Veterans Retraining Assistance Program plans to train 99,000 Veterans over the next two years in he most sought-after skills.
Washington DC – The Department of Veterans Affairs has had an incredible response to the Veterans Retraining Assistance Program (VRAP), a new training and education program for unemployed Veterans to upgrade their skills for in-demand jobs.
“The tremendous response illustrates how important this program is in providing Veterans the opportunity to find employment in a high-demand field,” said Secretary of Veterans Affairs Eric K. Shinseki.
The program, a provision of the Veterans Opportunity to Work (VOW) to Hire Heroes Act of 2011, which was passed by Congress and signed by the President in November 2011, is managed by VA and the Department of Labor (DOL) and allows qualifying Veterans to receive up to 12 months of education assistance equal to the full-time Montgomery GI Bill – Active Duty rate, currently $1,473 per month.
The goal of VRAP is to train a total of 99,000 Veterans over the next two years in more than 200 job skills that DOL has determined are the most sought-after by employers.
To be eligible for the program, a Veteran must:
• Be 35-60 years old, unemployed on the day of application, and not dishonorably discharged;
• Not be eligible for any other VA education benefit program such as the Post-9/11 GI Bill, Montgomery GI Bill, or Vocational Rehabilitation and Employment;

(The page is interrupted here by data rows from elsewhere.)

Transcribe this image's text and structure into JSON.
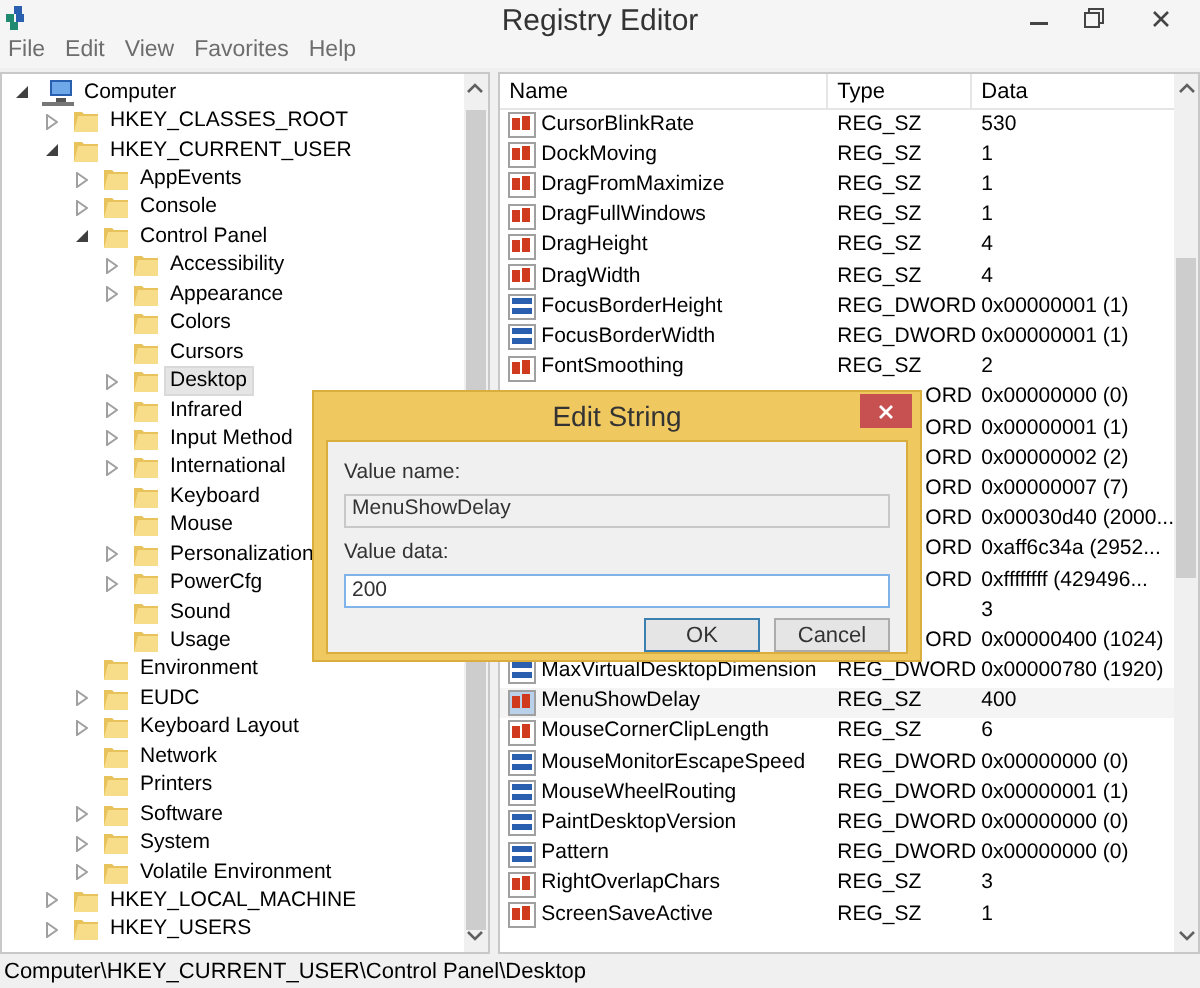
{
  "window": {
    "title": "Registry Editor"
  },
  "menu": [
    "File",
    "Edit",
    "View",
    "Favorites",
    "Help"
  ],
  "tree": {
    "label": "Computer",
    "kind": "computer",
    "expanded": true,
    "selected": false,
    "children": [
      {
        "label": "HKEY_CLASSES_ROOT",
        "kind": "folder",
        "expanded": false,
        "selected": false
      },
      {
        "label": "HKEY_CURRENT_USER",
        "kind": "folder",
        "expanded": true,
        "selected": false,
        "children": [
          {
            "label": "AppEvents",
            "kind": "folder",
            "expanded": false,
            "selected": false
          },
          {
            "label": "Console",
            "kind": "folder",
            "expanded": false,
            "selected": false
          },
          {
            "label": "Control Panel",
            "kind": "folder",
            "expanded": true,
            "selected": false,
            "children": [
              {
                "label": "Accessibility",
                "kind": "folder",
                "expanded": false,
                "selected": false
              },
              {
                "label": "Appearance",
                "kind": "folder",
                "expanded": false,
                "selected": false
              },
              {
                "label": "Colors",
                "kind": "folder",
                "selected": false
              },
              {
                "label": "Cursors",
                "kind": "folder",
                "selected": false
              },
              {
                "label": "Desktop",
                "kind": "folder",
                "expanded": false,
                "selected": true
              },
              {
                "label": "Infrared",
                "kind": "folder",
                "expanded": false,
                "selected": false
              },
              {
                "label": "Input Method",
                "kind": "folder",
                "expanded": false,
                "selected": false
              },
              {
                "label": "International",
                "kind": "folder",
                "expanded": false,
                "selected": false
              },
              {
                "label": "Keyboard",
                "kind": "folder",
                "selected": false
              },
              {
                "label": "Mouse",
                "kind": "folder",
                "selected": false
              },
              {
                "label": "Personalization",
                "kind": "folder",
                "expanded": false,
                "selected": false
              },
              {
                "label": "PowerCfg",
                "kind": "folder",
                "expanded": false,
                "selected": false
              },
              {
                "label": "Sound",
                "kind": "folder",
                "selected": false
              },
              {
                "label": "Usage",
                "kind": "folder",
                "selected": false
              }
            ]
          },
          {
            "label": "Environment",
            "kind": "folder",
            "selected": false
          },
          {
            "label": "EUDC",
            "kind": "folder",
            "expanded": false,
            "selected": false
          },
          {
            "label": "Keyboard Layout",
            "kind": "folder",
            "expanded": false,
            "selected": false
          },
          {
            "label": "Network",
            "kind": "folder",
            "selected": false
          },
          {
            "label": "Printers",
            "kind": "folder",
            "selected": false
          },
          {
            "label": "Software",
            "kind": "folder",
            "expanded": false,
            "selected": false
          },
          {
            "label": "System",
            "kind": "folder",
            "expanded": false,
            "selected": false
          },
          {
            "label": "Volatile Environment",
            "kind": "folder",
            "expanded": false,
            "selected": false
          }
        ]
      },
      {
        "label": "HKEY_LOCAL_MACHINE",
        "kind": "folder",
        "expanded": false,
        "selected": false
      },
      {
        "label": "HKEY_USERS",
        "kind": "folder",
        "expanded": false,
        "selected": false
      }
    ]
  },
  "values": {
    "columns": [
      "Name",
      "Type",
      "Data"
    ],
    "rows": [
      {
        "kind": "sz",
        "name": "CursorBlinkRate",
        "type": "REG_SZ",
        "data": "530",
        "selected": false
      },
      {
        "kind": "sz",
        "name": "DockMoving",
        "type": "REG_SZ",
        "data": "1",
        "selected": false
      },
      {
        "kind": "sz",
        "name": "DragFromMaximize",
        "type": "REG_SZ",
        "data": "1",
        "selected": false
      },
      {
        "kind": "sz",
        "name": "DragFullWindows",
        "type": "REG_SZ",
        "data": "1",
        "selected": false
      },
      {
        "kind": "sz",
        "name": "DragHeight",
        "type": "REG_SZ",
        "data": "4",
        "selected": false
      },
      {
        "kind": "sz",
        "name": "DragWidth",
        "type": "REG_SZ",
        "data": "4",
        "selected": false
      },
      {
        "kind": "dword",
        "name": "FocusBorderHeight",
        "type": "REG_DWORD",
        "data": "0x00000001 (1)",
        "selected": false
      },
      {
        "kind": "dword",
        "name": "FocusBorderWidth",
        "type": "REG_DWORD",
        "data": "0x00000001 (1)",
        "selected": false
      },
      {
        "kind": "sz",
        "name": "FontSmoothing",
        "type": "REG_SZ",
        "data": "2",
        "selected": false
      },
      {
        "kind": "covered",
        "type": "ORD",
        "data": "0x00000000 (0)"
      },
      {
        "kind": "covered",
        "type": "ORD",
        "data": "0x00000001 (1)"
      },
      {
        "kind": "covered",
        "type": "ORD",
        "data": "0x00000002 (2)"
      },
      {
        "kind": "covered",
        "type": "ORD",
        "data": "0x00000007 (7)"
      },
      {
        "kind": "covered",
        "type": "ORD",
        "data": "0x00030d40 (2000..."
      },
      {
        "kind": "covered",
        "type": "ORD",
        "data": "0xaff6c34a (2952..."
      },
      {
        "kind": "covered",
        "type": "ORD",
        "data": "0xffffffff (429496..."
      },
      {
        "kind": "covered",
        "data": "3"
      },
      {
        "kind": "covered",
        "type": "ORD",
        "data": "0x00000400 (1024)"
      },
      {
        "kind": "dword",
        "name": "MaxVirtualDesktopDimension",
        "type": "REG_DWORD",
        "data": "0x00000780 (1920)",
        "selected": false
      },
      {
        "kind": "sz",
        "name": "MenuShowDelay",
        "type": "REG_SZ",
        "data": "400",
        "selected": true
      },
      {
        "kind": "sz",
        "name": "MouseCornerClipLength",
        "type": "REG_SZ",
        "data": "6",
        "selected": false
      },
      {
        "kind": "dword",
        "name": "MouseMonitorEscapeSpeed",
        "type": "REG_DWORD",
        "data": "0x00000000 (0)",
        "selected": false
      },
      {
        "kind": "dword",
        "name": "MouseWheelRouting",
        "type": "REG_DWORD",
        "data": "0x00000001 (1)",
        "selected": false
      },
      {
        "kind": "dword",
        "name": "PaintDesktopVersion",
        "type": "REG_DWORD",
        "data": "0x00000000 (0)",
        "selected": false
      },
      {
        "kind": "dword",
        "name": "Pattern",
        "type": "REG_DWORD",
        "data": "0x00000000 (0)",
        "selected": false
      },
      {
        "kind": "sz",
        "name": "RightOverlapChars",
        "type": "REG_SZ",
        "data": "3",
        "selected": false
      },
      {
        "kind": "sz",
        "name": "ScreenSaveActive",
        "type": "REG_SZ",
        "data": "1",
        "selected": false
      }
    ]
  },
  "dialog": {
    "title": "Edit String",
    "name_label": "Value name:",
    "name_value": "MenuShowDelay",
    "data_label": "Value data:",
    "data_value": "200",
    "buttons": [
      {
        "label": "OK",
        "default": true
      },
      {
        "label": "Cancel",
        "default": false
      }
    ]
  },
  "status_bar": "Computer\\HKEY_CURRENT_USER\\Control Panel\\Desktop"
}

• Not be enrolled in a federal or state job-training program within the last 180 days; and
• Not receive VA compensation at the 100% rate due to individual unemployability (IU).
Veterans who have been approved for VRAP are encouraged to enroll as soon as possible to start training full-time in a VA-approved program of study offered by a community college or technical school. The program of study must lead to an associate degree, non-college degree, or certificate for a high-demand occupation as defined by DOL.
Applicants approved for the 2013 phase should enroll full-time in an approved program and start training by April 2013 in order to take full advantage of this benefit before its termination March 31, 2014.
“I’m thrilled that the response to the program has been so strong,” said VA Under Secretary for Benefits Allison A. Hickey. “But we need to keep getting the word out to maintain the momentum.”
VA Deputy Under Secretary for Economic Opportunity Curtis Coy acknowledged the program applies to a small segment of the Veteran population that may not have regular interaction with VA or stay informed about Veterans’ benefits and opportunities.
“We ask anyone who knows an unemployed Veteran to tell them about VRAP,” said Coy. “We are counting on the continued help of Veterans Service Organizations and the Department of Labor, as well as the American public, to reach as many eligible Veterans as possible.”
Potential applicants can learn more about VRAP and apply online at www.benefits.va.gov/VOW, or call VA toll-free at 1-800-827-1000.
Information about the Department of Labor’s programs for Veterans is available at www.dol.gov/vets. Veterans can also visit the nearly 3,000 One-Stop Career Centers across the nation, listed at www.servicelocator.org, for in-person assistance.